New census data shows that the metro area is nearly second in Midwestern population growth.

Kristina Busch

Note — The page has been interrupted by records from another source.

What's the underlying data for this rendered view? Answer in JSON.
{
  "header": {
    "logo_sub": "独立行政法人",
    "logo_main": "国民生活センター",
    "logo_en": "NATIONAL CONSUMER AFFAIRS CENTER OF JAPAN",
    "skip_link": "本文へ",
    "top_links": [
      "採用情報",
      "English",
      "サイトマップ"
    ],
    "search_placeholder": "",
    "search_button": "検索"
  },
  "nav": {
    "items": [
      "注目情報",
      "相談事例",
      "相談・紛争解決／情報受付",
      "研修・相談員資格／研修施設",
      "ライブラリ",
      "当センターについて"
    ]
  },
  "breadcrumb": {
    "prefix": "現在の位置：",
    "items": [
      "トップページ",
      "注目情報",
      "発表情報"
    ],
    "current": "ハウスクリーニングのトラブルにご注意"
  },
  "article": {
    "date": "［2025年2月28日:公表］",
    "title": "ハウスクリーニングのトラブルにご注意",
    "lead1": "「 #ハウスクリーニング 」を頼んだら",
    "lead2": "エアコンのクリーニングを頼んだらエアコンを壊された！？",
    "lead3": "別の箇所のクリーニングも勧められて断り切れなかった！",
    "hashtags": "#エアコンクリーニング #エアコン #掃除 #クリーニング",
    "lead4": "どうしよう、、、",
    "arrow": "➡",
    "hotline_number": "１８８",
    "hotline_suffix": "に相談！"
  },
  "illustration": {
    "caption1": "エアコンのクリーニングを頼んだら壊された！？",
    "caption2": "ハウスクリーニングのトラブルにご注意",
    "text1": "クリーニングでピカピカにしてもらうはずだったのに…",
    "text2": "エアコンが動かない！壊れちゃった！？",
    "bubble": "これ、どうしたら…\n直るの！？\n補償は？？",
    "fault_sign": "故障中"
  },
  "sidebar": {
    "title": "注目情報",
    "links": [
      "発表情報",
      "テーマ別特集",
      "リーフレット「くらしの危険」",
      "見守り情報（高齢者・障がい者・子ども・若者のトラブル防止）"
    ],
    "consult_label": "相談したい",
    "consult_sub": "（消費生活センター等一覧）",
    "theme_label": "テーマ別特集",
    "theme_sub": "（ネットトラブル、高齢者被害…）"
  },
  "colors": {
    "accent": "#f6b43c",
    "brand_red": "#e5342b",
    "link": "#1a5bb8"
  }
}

For the first time, the Twin Cities have reached more than 3 million residents, according to new census data.
 
 
According to data released last Thursday, the seven-county region has seen an influx of roughly 162,000 people — a more than 5 percent increase — since 2010.
 
 
“Ultimately, we think it’s great news,” Metropolitan Council Communications Director Kate Brickman said. “It shows that we’re doing something right to attract and retain people and that we’re a growing and thriving region.”
 
 
The main reason for the population progression is the increase of new births in Minnesota, said Minnesota State Demographic Center assistant director Andi Egbert.
 
 
“Births are ticking up, but we still have not returned to where we were in total babies born in 2007,” Egbert said. “There was a dampening affect with the most recent recession, and now we see things picking up again.”
 
 
Because the growth is primarily driven by new births, it is most likely not going to have an immediate impact on the Twin Cities, she said.
 
 
Immigrants have also contributed to the population growth, Egbert said.
 
 
“We did see that domestic migration was a negative [increase], but it was more than made up for by international arrivals,” she said. “That would include immigrants, like refugees or students with visas, and also — even though it is very small in number — people who were living abroad and people in the armed forces returning home.”
 
 
When compared to other Midwestern metropolitan regions such as Indianapolis and Grand Rapids, Mich., the Twin Cities are nearly tied for the second highest population growth rate.
 
 
“For the Midwestern metro, we’re close to leading the pack,” Egbert said. “Sometimes, in some of the regions, they’re experiencing a higher percentage because they are smaller.”
 
 
Many people moving to cities such as Minneapolis and St. Paul, are in their late teens and early twenties, Egbert said, and often move to attend higher education.
 
 
The Twin Cities metro area’s population growth also exceeds that of big cities such as Chicago and New York.
 
 
But population growth rates in Houston and Orlando, Fla., were more than twice that of the Twin Cities metro.
 
 
“When you look at us nationally compared to other regions, it shows that they are growing at a faster rate than us and that there is room for improvement,” Brickman said.
 
 
Minnesota could work to make room for its growing population, she said, especially since there’s an estimated increase of 750,000 more people by 2040.
 
 
“Could you imagine being on [Highway] I-94 now and then adding almost a million more people?” Brickman said. “We need to think about how to accommodate people in terms of having a transit system that accommodates. … Having the water infrastructure that we need, all of those things that we need to support a continuously growing region.”